# Exercise instructions:
From the records below, count the lines holding the string "label". Only the number is wanted.

# Extracted records:
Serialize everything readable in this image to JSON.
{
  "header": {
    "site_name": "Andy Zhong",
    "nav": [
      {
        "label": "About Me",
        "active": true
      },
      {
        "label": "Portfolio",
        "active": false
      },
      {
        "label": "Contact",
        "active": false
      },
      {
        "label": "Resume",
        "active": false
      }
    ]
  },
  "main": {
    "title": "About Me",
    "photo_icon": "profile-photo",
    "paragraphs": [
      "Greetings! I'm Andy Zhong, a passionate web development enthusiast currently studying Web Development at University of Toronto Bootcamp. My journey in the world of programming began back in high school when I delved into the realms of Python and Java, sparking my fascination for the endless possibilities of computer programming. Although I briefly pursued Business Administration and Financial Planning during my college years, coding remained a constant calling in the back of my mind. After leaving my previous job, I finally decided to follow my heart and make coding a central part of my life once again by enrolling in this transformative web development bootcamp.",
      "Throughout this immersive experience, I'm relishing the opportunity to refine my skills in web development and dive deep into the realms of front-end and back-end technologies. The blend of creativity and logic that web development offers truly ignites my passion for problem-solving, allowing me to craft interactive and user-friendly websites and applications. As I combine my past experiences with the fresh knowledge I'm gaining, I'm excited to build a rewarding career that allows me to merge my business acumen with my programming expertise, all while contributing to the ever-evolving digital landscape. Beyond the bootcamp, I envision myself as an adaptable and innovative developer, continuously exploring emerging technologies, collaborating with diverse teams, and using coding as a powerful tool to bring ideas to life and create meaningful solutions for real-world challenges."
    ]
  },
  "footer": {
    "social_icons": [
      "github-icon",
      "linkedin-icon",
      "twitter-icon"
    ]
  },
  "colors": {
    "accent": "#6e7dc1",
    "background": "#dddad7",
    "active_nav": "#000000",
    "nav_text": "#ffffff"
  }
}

# Answer area:
4